Component data from apps and pages:
+ + + +

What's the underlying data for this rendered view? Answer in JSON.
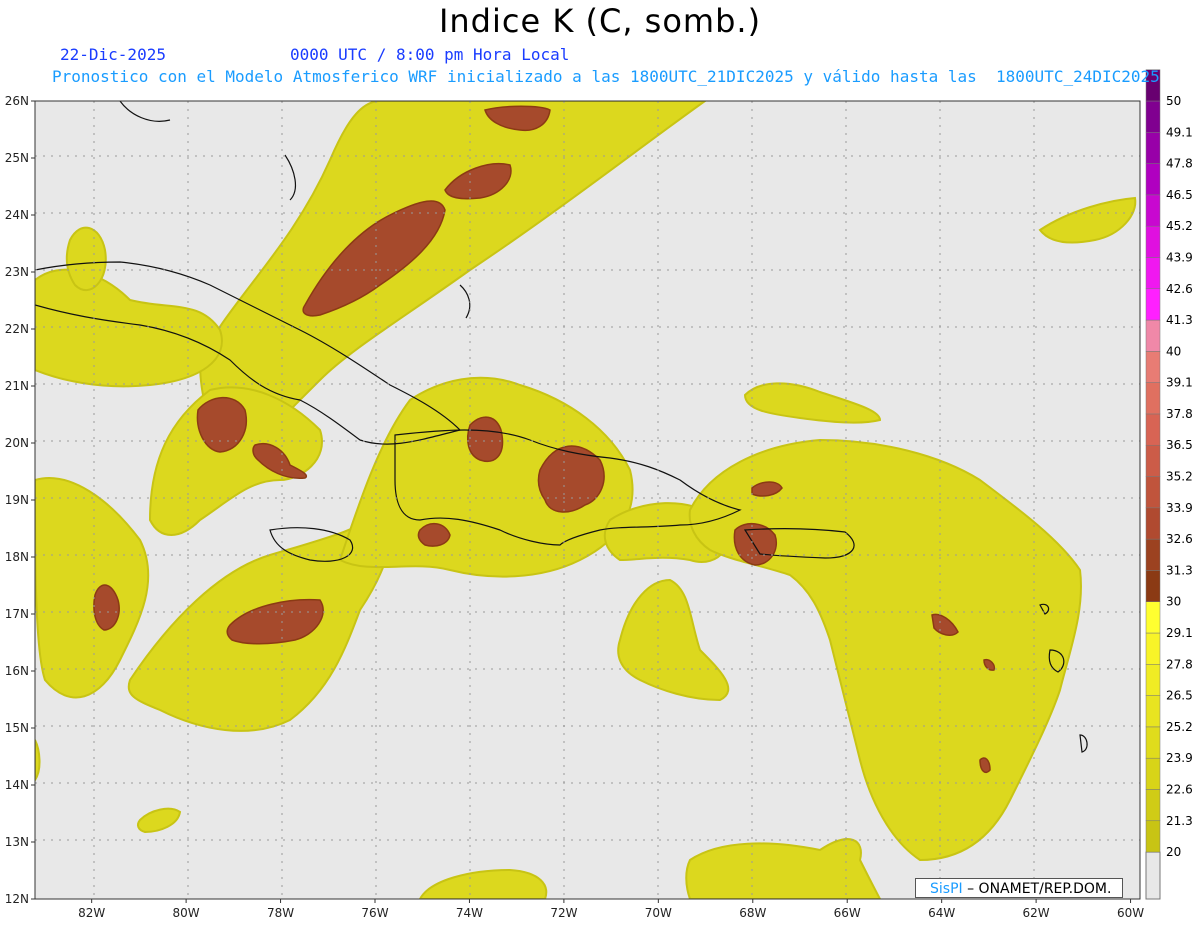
{
  "header": {
    "title": "Indice K (C, somb.)",
    "date": "22-Dic-2025",
    "time": "0000 UTC / 8:00 pm Hora Local",
    "subtitle": "Pronostico con el Modelo Atmosferico WRF inicializado a las 1800UTC_21DIC2025 y válido hasta las  1800UTC_24DIC2025"
  },
  "map": {
    "lon_range": [
      -83.2,
      -59.8
    ],
    "lat_range": [
      12,
      26
    ],
    "lat_ticks": [
      "12N",
      "13N",
      "14N",
      "15N",
      "16N",
      "17N",
      "18N",
      "19N",
      "20N",
      "21N",
      "22N",
      "23N",
      "24N",
      "25N",
      "26N"
    ],
    "lon_ticks": [
      "82W",
      "80W",
      "78W",
      "76W",
      "74W",
      "72W",
      "70W",
      "68W",
      "66W",
      "64W",
      "62W",
      "60W"
    ],
    "background_color": "#e8e8e8",
    "grid": true
  },
  "colorbar": {
    "labels": [
      "20",
      "21.3",
      "22.6",
      "23.9",
      "25.2",
      "26.5",
      "27.8",
      "29.1",
      "30",
      "31.3",
      "32.6",
      "33.9",
      "35.2",
      "36.5",
      "37.8",
      "39.1",
      "40",
      "41.3",
      "42.6",
      "43.9",
      "45.2",
      "46.5",
      "47.8",
      "49.1",
      "50"
    ],
    "colors": [
      "#c8c414",
      "#d0cc16",
      "#d8d418",
      "#e0dc1c",
      "#e8e420",
      "#f0ec24",
      "#f8f428",
      "#ffff30",
      "#8b3a14",
      "#9c4220",
      "#b04a30",
      "#c0543c",
      "#cc5c48",
      "#d86454",
      "#e07060",
      "#e87c74",
      "#f088a8",
      "#ff20ff",
      "#f018f0",
      "#e010e0",
      "#c808d0",
      "#b000c0",
      "#9800a8",
      "#800090",
      "#680070"
    ]
  },
  "credit": {
    "brand": "SisPI",
    "text": "– ONAMET/REP.DOM."
  }
}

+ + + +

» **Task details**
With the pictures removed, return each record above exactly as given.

» **Output of the exercise**
What's the underlying data for this rendered view? Answer in JSON.
{
  "header": {
    "title": "Indice K (C, somb.)",
    "date": "22-Dic-2025",
    "time": "0000 UTC / 8:00 pm Hora Local",
    "subtitle": "Pronostico con el Modelo Atmosferico WRF inicializado a las 1800UTC_21DIC2025 y válido hasta las  1800UTC_24DIC2025"
  },
  "map": {
    "lon_range": [
      -83.2,
      -59.8
    ],
    "lat_range": [
      12,
      26
    ],
    "lat_ticks": [
      "12N",
      "13N",
      "14N",
      "15N",
      "16N",
      "17N",
      "18N",
      "19N",
      "20N",
      "21N",
      "22N",
      "23N",
      "24N",
      "25N",
      "26N"
    ],
    "lon_ticks": [
      "82W",
      "80W",
      "78W",
      "76W",
      "74W",
      "72W",
      "70W",
      "68W",
      "66W",
      "64W",
      "62W",
      "60W"
    ],
    "background_color": "#e8e8e8",
    "grid": true
  },
  "colorbar": {
    "labels": [
      "20",
      "21.3",
      "22.6",
      "23.9",
      "25.2",
      "26.5",
      "27.8",
      "29.1",
      "30",
      "31.3",
      "32.6",
      "33.9",
      "35.2",
      "36.5",
      "37.8",
      "39.1",
      "40",
      "41.3",
      "42.6",
      "43.9",
      "45.2",
      "46.5",
      "47.8",
      "49.1",
      "50"
    ],
    "colors": [
      "#c8c414",
      "#d0cc16",
      "#d8d418",
      "#e0dc1c",
      "#e8e420",
      "#f0ec24",
      "#f8f428",
      "#ffff30",
      "#8b3a14",
      "#9c4220",
      "#b04a30",
      "#c0543c",
      "#cc5c48",
      "#d86454",
      "#e07060",
      "#e87c74",
      "#f088a8",
      "#ff20ff",
      "#f018f0",
      "#e010e0",
      "#c808d0",
      "#b000c0",
      "#9800a8",
      "#800090",
      "#680070"
    ]
  },
  "credit": {
    "brand": "SisPI",
    "text": "– ONAMET/REP.DOM."
  }
}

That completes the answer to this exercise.